by Jean Rhys
A review by Jill Owens
Jean Rhys has an affinity for mercurial heroines; her famed novel Wide
Sargasso Sea gave a voice and a history to Mrs. Rochester, the "mad"
first wife of Mr. Rochester in Jane
Eyre. In Good Morning, Midnight, she explores a more claustrophobic
kind of exile in Sasha Jensen, who has been sent back to Paris at the behest (and
expense) of a friend as an alternative to her alcoholic amnesia in London. Aimless,
Sasha wanders through Paris, the site of the dissolution of her marriage and the
death of her child, trying halfheartedly to reestablish a life.
Sasha's past, with its memories of extreme poverty, love, and betrayal, threads

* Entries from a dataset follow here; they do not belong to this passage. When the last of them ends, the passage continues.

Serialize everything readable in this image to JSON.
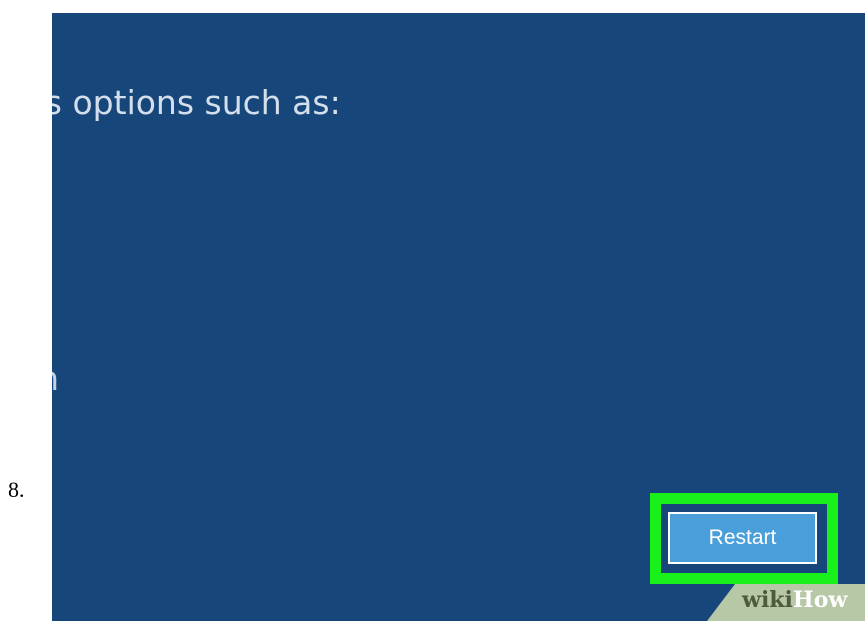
{
  "step": {
    "number": "8."
  },
  "screen": {
    "heading_clipped_char": "s",
    "heading_text": " options such as:",
    "left_fragment": "n"
  },
  "restart_button": {
    "label": "Restart"
  },
  "highlight": {
    "color": "#19f01c"
  },
  "watermark": {
    "part1": "wiki",
    "part2": "How"
  },
  "colors": {
    "screen_background": "#17467b",
    "button_background": "#4a9fdb",
    "watermark_band": "#b6c8a6"
  }
}
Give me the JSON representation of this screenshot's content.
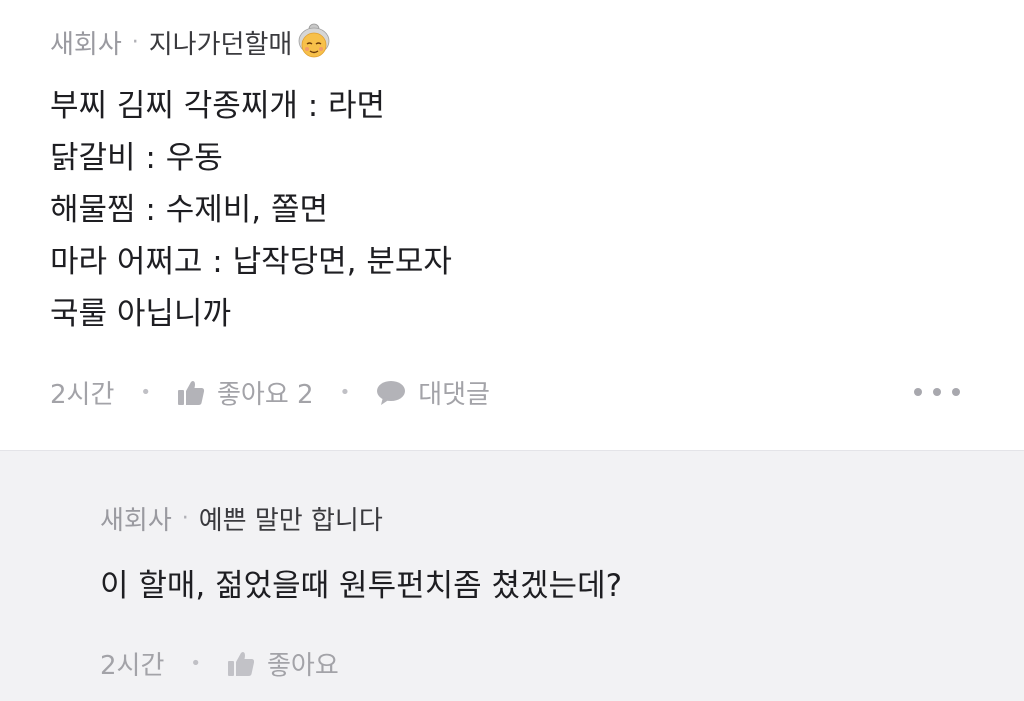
{
  "comment": {
    "company": "새회사",
    "nickname": "지나가던할매",
    "nickname_icon": "old-woman-emoji",
    "lines": [
      "부찌 김찌 각종찌개 : 라면",
      "닭갈비 : 우동",
      "해물찜 : 수제비, 쫄면",
      "마라 어쩌고 : 납작당면, 분모자",
      "국룰 아닙니까"
    ],
    "time": "2시간",
    "like_label": "좋아요 2",
    "reply_label": "대댓글"
  },
  "reply": {
    "company": "새회사",
    "nickname": "예쁜 말만 합니다",
    "text": "이 할매, 젊었을때 원투펀치좀 쳤겠는데?",
    "time": "2시간",
    "like_label": "좋아요"
  },
  "colors": {
    "reply_background": "#f2f2f4",
    "muted_text": "#a3a3a8",
    "body_text": "#1e1e22"
  }
}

its way through her present (she studiously avoids, then drunkenly confronts,
certain cafés, neighborhoods, bit characters from her previous life in
Paris). One of the strongest impressions the reader takes from Sasha's reflections
is a feeling of great solitude, a mind jolting around in its own skull. Sasha
is both trivial and fatalistic; because she cares deeply about nothing, because
she can become almost paralyzed with anxiety at social contact, she creates
a localized power over her immediate surroundings and a frenetic and unstable
control over her life.
Physical spaces are a recurring presence in the book -- rooms, streets, bars,
restaurants; Sasha seems to see external places as both interchangeable and
animated: "'Quite like old times,' the room says. 'Yes? No?'" Rhys
is adept at a haunting blend of detail and abstraction, and the rooms of London
and Paris, the past and the future, create a sense of inevitability -- of the
absence of free will -- that characterizes most of Sasha's obsessions.
This is not to say that the novel is an overwhelmingly bleak experience. Rhys's
wry humor is reminiscent of Beckett's, and Sasha is an intelligent, sharp-witted
character. Her sarcasm is acerbic, her perceptiveness is incisive, and she remains
lucid and even amusing during her most anxious episodes. In addition, Good
Morning, Midnight's dialogue, and Sasha's concise mental commentary, reveals
exacting portraits of the other characters -- a painter, a pair of Russians,
the owner of a dress shop -- who are fascinating in their own right.
Jean Rhys is an extremely precise and careful writer who gives the impression,
through the voices of her characters, of haphazard and ragged patterns of thought.
Her style is marked with ellipses and dashes, with sentences and paragraphs
trailing off or ending abruptly. Good Morning, Midnight is a slim novel,
but Rhys's language creates space; each sentence resonates on the page, hanging
in the reader's mind long after the book has been closed.